- Whatever trade arrangement the UK decides to adopt with the EU post-Brexit, the UK government will have authority over fisheries policy.
- Under the EU’s Common Fisheries Policy (CFP), after many years of stock decline, there has been a recent stabilisation and even increase in stocks. However, the CFP is not an effective way for managing fishing rights.
- Other countries such as Iceland have more effective policies that lead both to sustainable management and also reduce conflict between different interests.
- The UK should adopt a tradable quota share system whereby quotas are allocated as a share of the annual total allowable catch in perpetuity.
- Such a system mirrors the way in which property rights on land encourage sustainable farming.
- Under such a system the quota-holders have an incentive to agree the total allowable catch to maximise sustainability.

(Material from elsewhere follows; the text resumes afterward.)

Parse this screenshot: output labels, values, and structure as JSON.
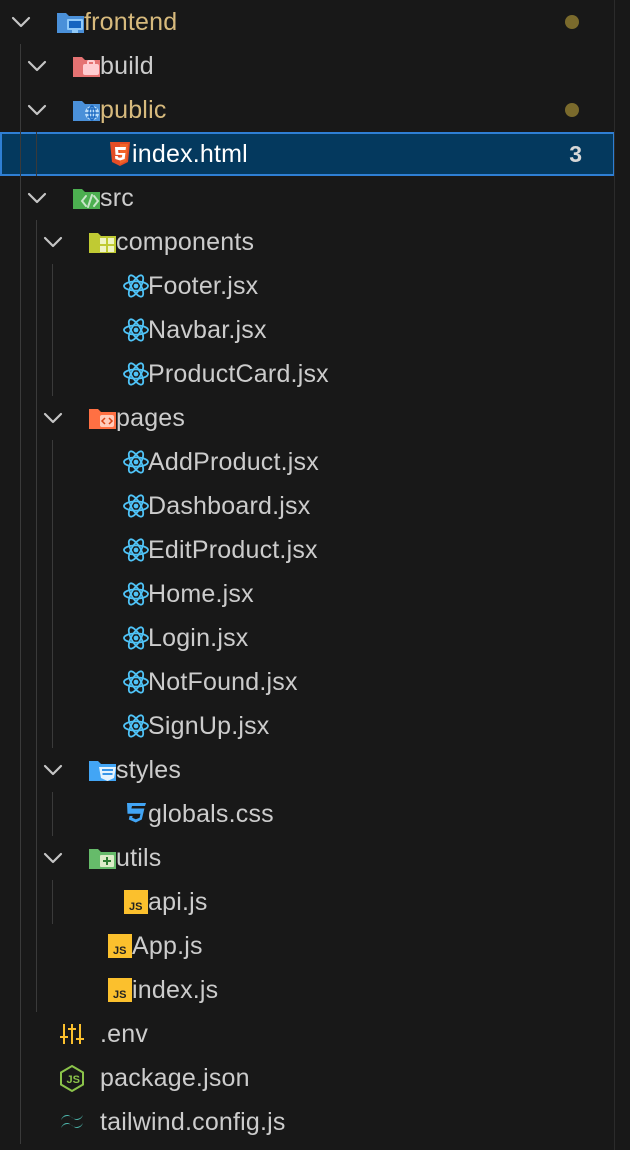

- In-shore fisheries might be better managed in other ways with self-management often being more sustainable than government regulation.
- Having determined the principles by which the system should operate, there are a number of practical difficulties that need to be addressed. These are important issues, but need not get in the way of the development of an effective and sustainable property-rights based system for allocating fishing rights
This paper featured in The Times and City AM.